“Mr. You have done it. dear. I believe.” said the doctor.” The next day the doctor said to Sue: “She’s safe. at the last leaf on the wall.” An hour later she said. “I’ve been a bad girl. “The chances are good. some day I hope to paint the Bay of Naples. There was a light that he had taken outside. And then I’ll sit up and watch you cook. And then she called to Sue. Sue followed him into the hall outside Johnsy’s room to talk to him. Johnsy again com­ manded that she be allowed to see. I’ll try to eat now. He took Sue’s thin. my 17 . Someone found him on the morning of the first day. He was ill only two days. in his room. But we take him to the hospital today. The leaf was still there. There was paint. “Give her good care. “I have something to tell you. weak man. Food and care now—that’s all. so that I can see myself. “Sue. A painter. Mike is an old. And— “Look out the window. green paint and yellow paint.” she said. too. His name is Behrman. Behrman died of pneumonia today in the hospital. He was help­ less with pain. But first bring me a looking-glass. And now I must see another sick person in this house. Pneumonia. And there were his materials for painting.” The doctor came in the afternoon. The night had been so cold and wild. shak­ ing hand in his. Didn’t you wonder why it never moved when the wind was blowing? Oh. and she’ll get well. T h e L a s t L e a f When it was light enough the next morning. Sue. There is no hope for him.” And that afternoon Sue came to the bed where Johnsy lay. She put one arm around her. We’ll make it as easy for him as we can. It is wrong to want to die. Johnsy lay for a long time looking at it.” “His shoes and his clothes were wet and as cold as ice.” said Johnsy. Everyone wondered where he had been. “And then they found some things. and he is very ill. who was cooking something for her to eat. “Something has made that last leaf stay there to show me how bad I was.
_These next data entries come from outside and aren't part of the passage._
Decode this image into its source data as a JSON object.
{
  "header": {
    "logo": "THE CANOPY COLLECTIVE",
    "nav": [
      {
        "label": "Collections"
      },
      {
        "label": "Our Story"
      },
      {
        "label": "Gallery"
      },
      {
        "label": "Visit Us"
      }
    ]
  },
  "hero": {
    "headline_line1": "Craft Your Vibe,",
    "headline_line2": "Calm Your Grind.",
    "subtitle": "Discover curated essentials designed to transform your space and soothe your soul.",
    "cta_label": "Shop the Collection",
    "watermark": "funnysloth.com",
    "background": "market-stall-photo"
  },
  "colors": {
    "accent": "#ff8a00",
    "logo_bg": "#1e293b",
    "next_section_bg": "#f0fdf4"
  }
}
O .” 18 . it is Behrman’s great masterpiece—he painted it there the night that the last leaf fell. H e n r y dear.